No, I don't mean one is continually distracted by scantily clad women sitting up in shop windows. What I'm referring to is the fact that, however straight forwardly things seem to be going, sooner or later there's always another bridge to cross. This week it's been The Walk Into School.
Walking, per se, is an unpopular activity among my three. Sarah has long campaigned against the indignity of it. Walking is for nerds. Walking is about as cool as wearing your grandmother's hand-knitted cardigan to a disco. Walking is "Really pedestrian, Dad." But even worse than arriving at school on foot is the total embarrassment of doing so in the company of a parent.
Every year for the past three Sarah has been releasing me earlier and earlier from my escort duty. These days I only just get her across the main road before she starts hissing "Go away!" as if I'm some troublesome pervert.
Now however Sarah has announced that from September she's going to do the entire half-mile unaided.

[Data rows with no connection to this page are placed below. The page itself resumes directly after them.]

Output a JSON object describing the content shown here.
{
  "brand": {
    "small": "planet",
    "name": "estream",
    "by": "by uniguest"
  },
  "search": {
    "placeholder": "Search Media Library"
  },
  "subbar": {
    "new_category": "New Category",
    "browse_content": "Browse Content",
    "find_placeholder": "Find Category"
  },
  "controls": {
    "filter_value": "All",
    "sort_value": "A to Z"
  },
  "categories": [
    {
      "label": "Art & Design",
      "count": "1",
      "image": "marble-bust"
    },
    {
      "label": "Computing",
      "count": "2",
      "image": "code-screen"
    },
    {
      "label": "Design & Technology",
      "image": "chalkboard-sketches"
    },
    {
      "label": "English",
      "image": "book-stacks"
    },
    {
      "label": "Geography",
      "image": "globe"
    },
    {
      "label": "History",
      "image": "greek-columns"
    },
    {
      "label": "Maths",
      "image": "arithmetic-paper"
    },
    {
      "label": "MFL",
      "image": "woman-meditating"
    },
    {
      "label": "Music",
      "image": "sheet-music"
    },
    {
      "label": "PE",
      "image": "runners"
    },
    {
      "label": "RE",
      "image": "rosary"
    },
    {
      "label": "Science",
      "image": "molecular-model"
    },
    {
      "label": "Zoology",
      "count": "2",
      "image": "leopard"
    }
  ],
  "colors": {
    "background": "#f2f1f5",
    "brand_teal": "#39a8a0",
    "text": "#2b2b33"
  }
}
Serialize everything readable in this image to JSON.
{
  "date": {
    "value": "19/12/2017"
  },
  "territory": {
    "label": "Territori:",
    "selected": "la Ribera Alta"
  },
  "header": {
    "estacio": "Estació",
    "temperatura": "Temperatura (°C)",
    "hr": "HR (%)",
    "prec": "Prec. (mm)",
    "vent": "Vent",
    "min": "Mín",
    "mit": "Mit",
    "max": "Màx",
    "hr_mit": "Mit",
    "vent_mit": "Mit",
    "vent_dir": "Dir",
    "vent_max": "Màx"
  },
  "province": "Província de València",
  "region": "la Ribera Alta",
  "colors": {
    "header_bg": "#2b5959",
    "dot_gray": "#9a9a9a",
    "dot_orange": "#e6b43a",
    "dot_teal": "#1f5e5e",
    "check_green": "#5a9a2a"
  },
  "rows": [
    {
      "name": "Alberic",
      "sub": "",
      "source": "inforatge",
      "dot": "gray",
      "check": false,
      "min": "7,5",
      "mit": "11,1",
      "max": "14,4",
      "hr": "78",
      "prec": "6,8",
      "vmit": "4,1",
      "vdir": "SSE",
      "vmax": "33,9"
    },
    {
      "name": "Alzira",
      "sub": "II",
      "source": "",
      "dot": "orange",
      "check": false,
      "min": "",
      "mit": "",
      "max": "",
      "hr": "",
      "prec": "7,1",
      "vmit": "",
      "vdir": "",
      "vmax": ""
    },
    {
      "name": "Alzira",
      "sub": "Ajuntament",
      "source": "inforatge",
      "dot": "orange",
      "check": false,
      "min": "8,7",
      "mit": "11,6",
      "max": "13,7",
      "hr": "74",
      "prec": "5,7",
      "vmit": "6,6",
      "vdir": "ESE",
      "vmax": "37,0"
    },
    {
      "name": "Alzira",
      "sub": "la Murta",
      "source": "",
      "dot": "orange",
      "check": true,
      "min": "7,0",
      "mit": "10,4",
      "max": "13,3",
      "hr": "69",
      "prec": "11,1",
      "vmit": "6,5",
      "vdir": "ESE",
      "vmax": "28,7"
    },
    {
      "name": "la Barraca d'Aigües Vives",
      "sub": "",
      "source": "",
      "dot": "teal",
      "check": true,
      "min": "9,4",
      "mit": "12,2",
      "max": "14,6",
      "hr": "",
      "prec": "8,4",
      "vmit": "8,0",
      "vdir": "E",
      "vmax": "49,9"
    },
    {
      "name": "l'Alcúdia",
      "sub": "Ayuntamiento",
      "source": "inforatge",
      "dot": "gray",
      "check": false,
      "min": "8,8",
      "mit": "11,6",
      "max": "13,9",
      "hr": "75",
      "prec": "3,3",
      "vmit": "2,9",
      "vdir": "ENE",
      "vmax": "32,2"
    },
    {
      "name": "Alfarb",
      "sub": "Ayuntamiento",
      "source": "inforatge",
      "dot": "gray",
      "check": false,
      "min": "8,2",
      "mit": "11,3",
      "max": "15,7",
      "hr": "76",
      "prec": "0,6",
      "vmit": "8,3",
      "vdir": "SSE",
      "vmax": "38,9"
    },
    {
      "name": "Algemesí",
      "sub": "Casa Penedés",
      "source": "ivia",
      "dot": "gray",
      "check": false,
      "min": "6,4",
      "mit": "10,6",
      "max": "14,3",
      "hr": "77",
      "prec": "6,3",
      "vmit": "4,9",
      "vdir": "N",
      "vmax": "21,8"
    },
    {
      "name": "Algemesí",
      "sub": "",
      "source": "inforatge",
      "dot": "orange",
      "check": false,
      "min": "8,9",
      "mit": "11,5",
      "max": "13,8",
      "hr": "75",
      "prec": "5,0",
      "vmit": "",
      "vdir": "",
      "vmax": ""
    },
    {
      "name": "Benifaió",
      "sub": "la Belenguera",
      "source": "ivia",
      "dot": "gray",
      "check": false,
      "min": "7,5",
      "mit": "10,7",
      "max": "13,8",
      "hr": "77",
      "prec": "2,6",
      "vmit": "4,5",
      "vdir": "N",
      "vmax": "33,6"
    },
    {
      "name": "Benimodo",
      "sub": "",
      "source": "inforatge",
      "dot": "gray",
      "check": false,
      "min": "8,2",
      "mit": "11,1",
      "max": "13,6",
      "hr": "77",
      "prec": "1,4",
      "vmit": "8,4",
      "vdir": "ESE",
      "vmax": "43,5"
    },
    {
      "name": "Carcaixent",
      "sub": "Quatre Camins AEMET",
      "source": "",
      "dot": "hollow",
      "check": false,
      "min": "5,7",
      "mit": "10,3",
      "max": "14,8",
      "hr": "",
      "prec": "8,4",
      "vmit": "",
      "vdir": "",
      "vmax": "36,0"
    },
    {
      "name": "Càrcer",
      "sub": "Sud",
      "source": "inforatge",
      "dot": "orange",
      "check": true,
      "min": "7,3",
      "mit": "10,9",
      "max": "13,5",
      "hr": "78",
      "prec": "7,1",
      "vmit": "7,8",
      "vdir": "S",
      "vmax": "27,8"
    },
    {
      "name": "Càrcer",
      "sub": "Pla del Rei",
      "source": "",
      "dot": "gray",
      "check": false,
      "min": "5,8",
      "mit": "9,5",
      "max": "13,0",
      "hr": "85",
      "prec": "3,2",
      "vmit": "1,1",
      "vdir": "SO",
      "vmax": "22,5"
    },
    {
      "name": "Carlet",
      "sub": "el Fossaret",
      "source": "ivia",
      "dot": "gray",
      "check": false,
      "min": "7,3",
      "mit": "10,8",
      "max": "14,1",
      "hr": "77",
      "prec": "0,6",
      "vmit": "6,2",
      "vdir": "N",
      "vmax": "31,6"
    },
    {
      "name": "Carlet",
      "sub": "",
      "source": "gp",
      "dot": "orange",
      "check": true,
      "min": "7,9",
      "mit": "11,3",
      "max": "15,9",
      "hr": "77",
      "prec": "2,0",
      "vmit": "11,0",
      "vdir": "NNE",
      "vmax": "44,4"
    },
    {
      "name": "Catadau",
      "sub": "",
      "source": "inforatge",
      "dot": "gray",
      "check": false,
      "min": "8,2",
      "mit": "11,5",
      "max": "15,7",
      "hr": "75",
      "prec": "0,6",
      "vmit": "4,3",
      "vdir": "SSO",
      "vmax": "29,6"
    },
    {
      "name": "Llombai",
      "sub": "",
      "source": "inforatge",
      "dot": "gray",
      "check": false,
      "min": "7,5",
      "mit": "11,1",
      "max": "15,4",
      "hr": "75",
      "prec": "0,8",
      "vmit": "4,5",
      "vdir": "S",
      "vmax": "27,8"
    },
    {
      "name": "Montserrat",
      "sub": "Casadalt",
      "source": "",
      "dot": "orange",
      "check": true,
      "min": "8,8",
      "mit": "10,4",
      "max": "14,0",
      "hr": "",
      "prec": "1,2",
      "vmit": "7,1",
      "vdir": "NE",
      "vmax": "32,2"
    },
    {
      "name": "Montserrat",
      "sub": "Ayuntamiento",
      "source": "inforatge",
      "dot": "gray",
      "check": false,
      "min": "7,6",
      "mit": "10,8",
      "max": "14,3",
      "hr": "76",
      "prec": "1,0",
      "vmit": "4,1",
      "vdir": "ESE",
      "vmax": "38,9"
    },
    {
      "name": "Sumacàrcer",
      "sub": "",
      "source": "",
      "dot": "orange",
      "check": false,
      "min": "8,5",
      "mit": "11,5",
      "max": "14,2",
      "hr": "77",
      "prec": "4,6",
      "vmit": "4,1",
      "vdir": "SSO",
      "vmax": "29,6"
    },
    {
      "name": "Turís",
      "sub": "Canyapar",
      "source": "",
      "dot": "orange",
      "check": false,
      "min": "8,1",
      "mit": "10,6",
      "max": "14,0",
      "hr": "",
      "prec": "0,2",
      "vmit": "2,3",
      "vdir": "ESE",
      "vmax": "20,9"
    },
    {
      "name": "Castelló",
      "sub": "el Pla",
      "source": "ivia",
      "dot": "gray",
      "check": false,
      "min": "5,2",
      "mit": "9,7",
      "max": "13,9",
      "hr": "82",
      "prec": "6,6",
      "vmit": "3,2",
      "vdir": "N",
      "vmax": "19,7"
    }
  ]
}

Personally I blame St Jude's. Ever since SATs they've been preparing Year 6 for life at senior school. Fiery Aneurin Molotov regularly lectures his class about growing up. Not the delicate business of bodily changes, more the fact that "you'll damn well have to when you get to The Comp!".
Of course most of this has gone right over Sarah's head but one thing she has decided is that from next term the mark of a mature person will be to leave our house unaccompanied at 8.30 and return in similar fashion at 4pm. A mature person will not even be seen over the pelican crossing.
This has been a very difficult one for Sarah's parents. At her age I travelled three miles daily on my own but that was a less anxious era. "Would you ring us from the call box once you get across the main road?" my wife asked plaintively. Sarah looked to high heaven. "What if we got you a mobile, poppet?" "What if Dad took you in the car?" I blinked aghast but it was too late.
It seems that mature people can be taken anywhere as long as they're sitting in a car. And I have a horrible feeling it won't be long before Tom and Ginny also cotton on to the advantages of maturity.